Tallinn retail-area market reaching the balance point

  • 2002-08-29
  • Ain Kivisaar

During the last two years, Tallinn's real estate market has expanded by nearly 100,000 square meters, or almost 30 percent. Ongoing construction means some 80,000 more square meters are on the way, and this growth rate will continue for the next couple of year at least.

Between 2003 and 2005, the 500,000-square-meter Linstow Center in Tartu and the 25,000-square-meter Viru Center in Tallinn will open their doors.

Tallinn is witnessing a growth of retail areas so rapid that it exceeds the income growth of the population by two to three times and experts say this development is cutting into retail profits. Both salesmen and construction companies worry about overhasty development in an atmosphere in which consumers cannot keep pace.

There are some 0.9 square meters of shopping area per resident in Tallinn, while in Europe the number is roughly two square meters. But while the retail level has not reached its optimal level according to European standards, Tallinners' purchasing power is lower than their European counterparts'.

The most developable space is in the residential district of Lasnamae, but the buying ability and consumer preferences of Lasnamae residents are underdeveloped compared to other districts of Tallinn.

The absence of a clear district center in Lasnamae also inhibits construction of malls and supermarkets, prompting developers to build closer to central Tallinn.

But banks appear unenthusiastic about funding so many new projects.

Another problem is the difficulty the situation presents for smaller retailers, who are finding it hard to compete with the big foreign firms.

It is virtually impossible to find free space to rent in Tallinn's many supermarket complexes and malls, largely because mall owners are picky about to whom they rent. Usually, a 15,000-to 30,000-square meter mall has just 200 square meters of temporarily free space, so they look very closely at the background and the product variety of each potential renter.

This is resulting in leveling off of demands for rental space, but it's hurting the small stores which try to compete on their own against the big guys. Many of the smaller retail chains have sold themselves to bigger competitors.

The size of a retail sale company is getting more and more important and local businesses have not managed to accumulate enough capital and know-how to stand competition with foreign chains.

Tough competition in the retail -area market has forced all the local companies to carry huge research and development expenses, causing many to end last year in red.

Only a powerful foreign chain can afford to work without profit for a long time, and this suggests that the many mergers and acquisitions already seen are not complete yet.

The largest local chains are endangered species – sooner or later the market will be divided between the big foreign retail chains.
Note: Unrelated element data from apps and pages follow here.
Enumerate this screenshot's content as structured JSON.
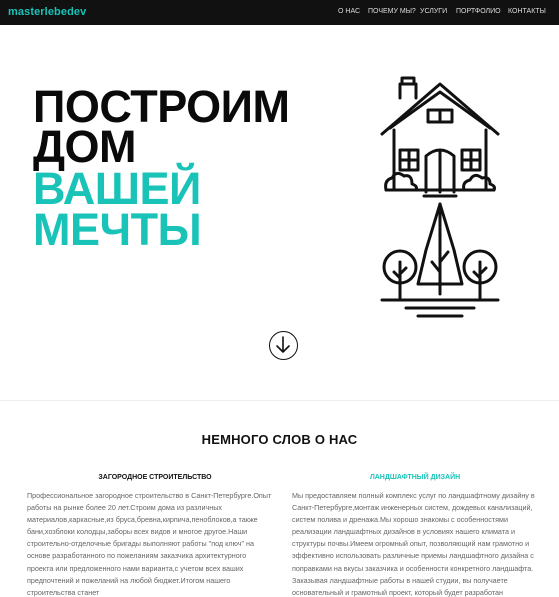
{
  "navbar": {
    "brand": "masterlebedev",
    "items": [
      "О НАС",
      "ПОЧЕМУ МЫ?",
      "УСЛУГИ",
      "ПОРТФОЛИО",
      "КОНТАКТЫ"
    ]
  },
  "hero": {
    "lines": [
      "ПОСТРОИМ",
      "ДОМ",
      "ВАШЕЙ",
      "МЕЧТЫ"
    ],
    "accent_color": "#19c3b8"
  },
  "about": {
    "title": "НЕМНОГО СЛОВ О НАС",
    "columns": [
      {
        "title": "ЗАГОРОДНОЕ СТРОИТЕЛЬСТВО",
        "text": "Профессиональное загородное строительство в Санкт-Петербурге.Опыт работы на рынке более 20 лет.Строим дома из различных материалов,каркасные,из бруса,бревна,кирпича,пеноблоков,а также бани,хозблоки колодцы,заборы всех видов и многое другое.Наши строительно-отделочные бригады выполняют работы \"под ключ\" на основе разработанного по пожеланиям заказчика архитектурного проекта или предложенного нами варианта,с учетом всех ваших предпочтений и пожеланий на любой бюджет.Итогом нашего строительства станет"
      },
      {
        "title": "ЛАНДШАФТНЫЙ ДИЗАЙН",
        "text": "Мы предоставляем полный комплекс услуг по ландшафтному дизайну в Санкт-Петербурге,монтаж инженерных систем, дождевых канализаций, систем полива и дренажа.Мы хорошо знакомы с особенностями реализации ландшафтных дизайнов в условиях нашего климата и структуры почвы.Имеем огромный опыт, позволяющий нам грамотно и эффективно использовать различные приемы ландшафтного дизайна с поправками на вкусы заказчика и особенности конкретного ландшафта. Заказывая ландшафтные работы в нашей студии, вы получаете основательный и грамотный проект, который будет разработан"
      }
    ]
  }
}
In this tough competition, firms that target price-sensitive consumers have the best conditions for a long struggle. Lowering prices is the best instrument for taking over a competitor's clientele. The main growth of demand for additional retails areas will be connected to taking over clientele from the open markets.

At the same time, the open markets will always keep a certain part of loyal customers. Pressure aimed to decrease the retail-area prices will likely appear after the market divides.

A relatively small number of major renters would hold the majority of areas, thus being able to dictate their conditions to landlords. Rent prices will be down due to inflation because landlords will not be able to raise the prices by their will.